STARTERS: CC Sabathia, Hiroki Kuroda, Andy Pettitte, Phil Hughes (questionable for Opening Day), Ivan Nova/David Phelps (Yankees) vs. Jon Niese, Shaun Marcum (questionable for Opening Day), Dillon Gee, Matt Harvey, Jeremy Hefner (Mets): Advantage Yankees. What the Bombers have that the Amazin’s don’t is an ace in Sabathia. Kuroda and Pettitte are terrific pitchers, but they’re well up there in age. Can they stay healthy and be rocks in the rotation? I don’t put much stock in Hughes, Nova and Phelps. With Johan Santana out for what is likely an extended period of time, Niese becomes the frontline starter for the Mets. Both Niese and Harvey should have big years, and Marcum is a veteran with an impressive resume. I’m still not sold on Gee, and Hefner is merely a placeholder until Santana returns to Flushing.

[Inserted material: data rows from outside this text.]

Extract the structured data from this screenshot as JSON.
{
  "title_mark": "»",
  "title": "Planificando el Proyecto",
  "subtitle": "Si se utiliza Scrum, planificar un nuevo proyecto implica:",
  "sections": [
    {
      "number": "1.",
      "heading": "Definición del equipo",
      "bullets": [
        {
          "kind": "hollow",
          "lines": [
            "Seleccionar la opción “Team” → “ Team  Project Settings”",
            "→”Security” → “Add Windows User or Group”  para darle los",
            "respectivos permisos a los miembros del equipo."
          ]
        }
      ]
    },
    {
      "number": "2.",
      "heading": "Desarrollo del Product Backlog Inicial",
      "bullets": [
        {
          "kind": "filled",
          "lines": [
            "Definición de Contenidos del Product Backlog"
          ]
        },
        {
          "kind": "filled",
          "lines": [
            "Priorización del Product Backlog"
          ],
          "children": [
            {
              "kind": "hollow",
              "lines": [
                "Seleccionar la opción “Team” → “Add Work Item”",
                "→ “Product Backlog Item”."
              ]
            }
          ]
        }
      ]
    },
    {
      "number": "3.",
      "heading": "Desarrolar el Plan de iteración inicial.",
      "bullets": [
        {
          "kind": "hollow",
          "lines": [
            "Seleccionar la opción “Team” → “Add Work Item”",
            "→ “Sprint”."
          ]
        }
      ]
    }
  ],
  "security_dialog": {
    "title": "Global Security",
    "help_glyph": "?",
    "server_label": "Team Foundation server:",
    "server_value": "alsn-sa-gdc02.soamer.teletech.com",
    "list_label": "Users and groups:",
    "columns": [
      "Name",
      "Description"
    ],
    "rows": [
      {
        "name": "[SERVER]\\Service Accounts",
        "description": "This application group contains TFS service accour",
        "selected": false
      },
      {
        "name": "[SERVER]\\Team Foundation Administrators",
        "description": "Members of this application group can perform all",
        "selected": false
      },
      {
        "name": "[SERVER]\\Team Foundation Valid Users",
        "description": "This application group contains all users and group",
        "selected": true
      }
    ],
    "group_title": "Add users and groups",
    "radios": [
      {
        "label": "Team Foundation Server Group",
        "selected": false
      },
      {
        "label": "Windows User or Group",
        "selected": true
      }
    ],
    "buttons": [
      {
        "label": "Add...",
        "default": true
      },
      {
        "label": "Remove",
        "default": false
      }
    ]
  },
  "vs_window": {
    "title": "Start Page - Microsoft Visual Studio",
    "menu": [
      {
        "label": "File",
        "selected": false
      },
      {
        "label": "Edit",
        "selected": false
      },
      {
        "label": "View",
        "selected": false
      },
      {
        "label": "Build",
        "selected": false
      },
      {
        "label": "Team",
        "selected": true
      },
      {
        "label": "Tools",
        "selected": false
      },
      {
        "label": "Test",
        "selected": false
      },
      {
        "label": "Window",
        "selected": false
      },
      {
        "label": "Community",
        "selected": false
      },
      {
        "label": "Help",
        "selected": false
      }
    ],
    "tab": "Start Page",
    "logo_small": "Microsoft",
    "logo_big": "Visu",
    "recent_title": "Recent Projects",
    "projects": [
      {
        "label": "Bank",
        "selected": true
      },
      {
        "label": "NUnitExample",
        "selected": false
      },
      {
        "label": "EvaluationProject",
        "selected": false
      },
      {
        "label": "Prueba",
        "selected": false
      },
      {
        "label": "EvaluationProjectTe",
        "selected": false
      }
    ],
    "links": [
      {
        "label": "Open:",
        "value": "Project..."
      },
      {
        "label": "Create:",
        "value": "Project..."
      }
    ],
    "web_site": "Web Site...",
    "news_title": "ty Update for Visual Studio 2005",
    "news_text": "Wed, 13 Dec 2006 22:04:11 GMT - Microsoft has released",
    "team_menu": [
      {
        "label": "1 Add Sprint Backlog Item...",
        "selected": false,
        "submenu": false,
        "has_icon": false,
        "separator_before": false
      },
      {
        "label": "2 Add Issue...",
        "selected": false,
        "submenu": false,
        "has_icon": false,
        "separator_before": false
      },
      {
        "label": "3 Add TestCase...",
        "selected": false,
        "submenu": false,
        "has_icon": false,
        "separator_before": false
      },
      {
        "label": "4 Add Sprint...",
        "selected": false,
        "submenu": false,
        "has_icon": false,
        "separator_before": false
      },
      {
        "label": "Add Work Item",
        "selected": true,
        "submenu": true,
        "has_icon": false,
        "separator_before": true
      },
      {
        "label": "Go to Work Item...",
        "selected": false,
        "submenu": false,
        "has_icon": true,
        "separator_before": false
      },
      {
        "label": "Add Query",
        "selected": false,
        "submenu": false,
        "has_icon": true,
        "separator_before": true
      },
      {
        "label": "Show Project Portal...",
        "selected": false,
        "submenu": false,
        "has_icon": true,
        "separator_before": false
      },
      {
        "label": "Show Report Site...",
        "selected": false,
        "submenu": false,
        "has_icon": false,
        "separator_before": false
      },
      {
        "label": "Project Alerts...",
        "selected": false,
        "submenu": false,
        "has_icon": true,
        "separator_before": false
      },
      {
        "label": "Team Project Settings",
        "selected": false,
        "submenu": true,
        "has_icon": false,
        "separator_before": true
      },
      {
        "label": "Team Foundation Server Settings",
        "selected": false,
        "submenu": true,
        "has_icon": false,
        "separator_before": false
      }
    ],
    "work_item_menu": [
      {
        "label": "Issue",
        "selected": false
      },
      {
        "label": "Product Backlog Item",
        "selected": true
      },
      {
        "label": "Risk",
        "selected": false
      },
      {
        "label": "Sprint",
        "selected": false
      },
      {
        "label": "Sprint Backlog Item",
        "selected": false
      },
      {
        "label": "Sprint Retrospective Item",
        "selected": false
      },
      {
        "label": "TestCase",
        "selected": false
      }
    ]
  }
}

KEY BULLPEN PIECES: Mariano Rivera, David Robertson, Joba Chamberlain (Yankees) vs. Bobby Parnell, Josh Edgin, Brandon Lyon (Mets): Advantage Yankees. Bullpens are always a total crapshoot, but of course the Yankees have the ultimate X-factor in Rivera — the greatest closer in the history of the sport. But he has to wear down at some point, right? Maybe, but I wouldn’t count on it. At 43 years old and in the final season of his Hall of Fame career, it’s very likely that he’ll go out as dominant as ever. That’s just how Mo rolls. In Queens, Parnell has assumed the closer role with Frank Francisco out. Parnell has excellent stuff, but in brief stints as a closer over the course of his career he’s been abysmal. The fireballer will have to be far more consistent than in years past if he wants to turn the corner and help the Mets stay in contention.

Which club will have more talent on its Opening Day roster? Are the two teams as evenly matched as Kallet argues? Let us know your thoughts in the comments section below…

Brad Kallet is a web producer for CBSNewYork.com. He has written for TENNIS.com, MLB.com and SMASH Magazine, among others. You can follow him on Twitter @brad_kallet.